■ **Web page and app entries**
-- Opening Marker --

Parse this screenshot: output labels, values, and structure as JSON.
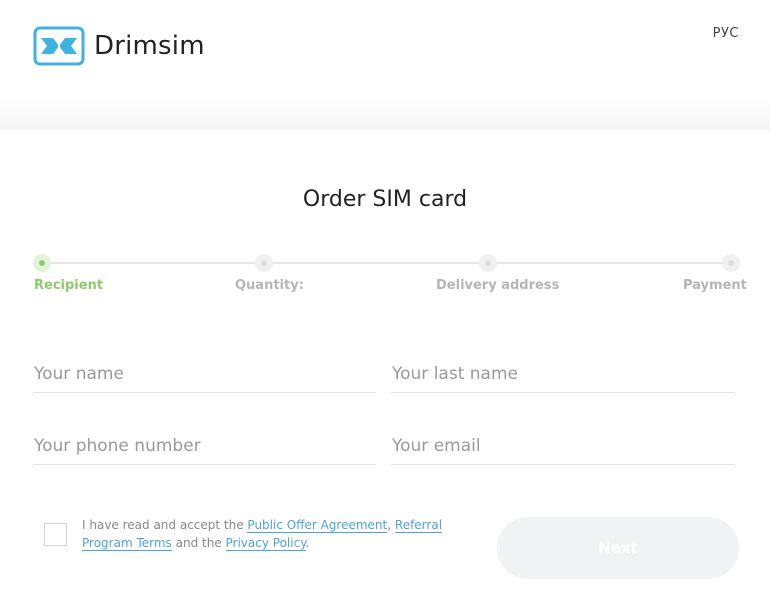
{
  "header": {
    "brand": "Drimsim",
    "language": "РУС"
  },
  "page": {
    "title": "Order SIM card"
  },
  "stepper": {
    "steps": [
      {
        "label": "Recipient",
        "active": true
      },
      {
        "label": "Quantity:",
        "active": false
      },
      {
        "label": "Delivery address",
        "active": false
      },
      {
        "label": "Payment",
        "active": false
      }
    ]
  },
  "form": {
    "first_name_placeholder": "Your name",
    "last_name_placeholder": "Your last name",
    "phone_placeholder": "Your phone number",
    "email_placeholder": "Your email",
    "first_name_value": "",
    "last_name_value": "",
    "phone_value": "",
    "email_value": ""
  },
  "consent": {
    "prefix": "I have read and accept the ",
    "offer_link": "Public Offer Agreement",
    "sep1": ", ",
    "referral_link": "Referral Program Terms",
    "sep2": " and the ",
    "privacy_link": "Privacy Policy",
    "suffix": "."
  },
  "actions": {
    "next_label": "Next"
  },
  "colors": {
    "brand_blue": "#3fb2e0",
    "active_green": "#8ccb6c",
    "link_blue": "#4fa3d9"
  }
}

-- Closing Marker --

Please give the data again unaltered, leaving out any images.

Parse this screenshot: output labels, values, and structure as JSON.
{
  "header": {
    "brand": "Drimsim",
    "language": "РУС"
  },
  "page": {
    "title": "Order SIM card"
  },
  "stepper": {
    "steps": [
      {
        "label": "Recipient",
        "active": true
      },
      {
        "label": "Quantity:",
        "active": false
      },
      {
        "label": "Delivery address",
        "active": false
      },
      {
        "label": "Payment",
        "active": false
      }
    ]
  },
  "form": {
    "first_name_placeholder": "Your name",
    "last_name_placeholder": "Your last name",
    "phone_placeholder": "Your phone number",
    "email_placeholder": "Your email",
    "first_name_value": "",
    "last_name_value": "",
    "phone_value": "",
    "email_value": ""
  },
  "consent": {
    "prefix": "I have read and accept the ",
    "offer_link": "Public Offer Agreement",
    "sep1": ", ",
    "referral_link": "Referral Program Terms",
    "sep2": " and the ",
    "privacy_link": "Privacy Policy",
    "suffix": "."
  },
  "actions": {
    "next_label": "Next"
  },
  "colors": {
    "brand_blue": "#3fb2e0",
    "active_green": "#8ccb6c",
    "link_blue": "#4fa3d9"
  }
}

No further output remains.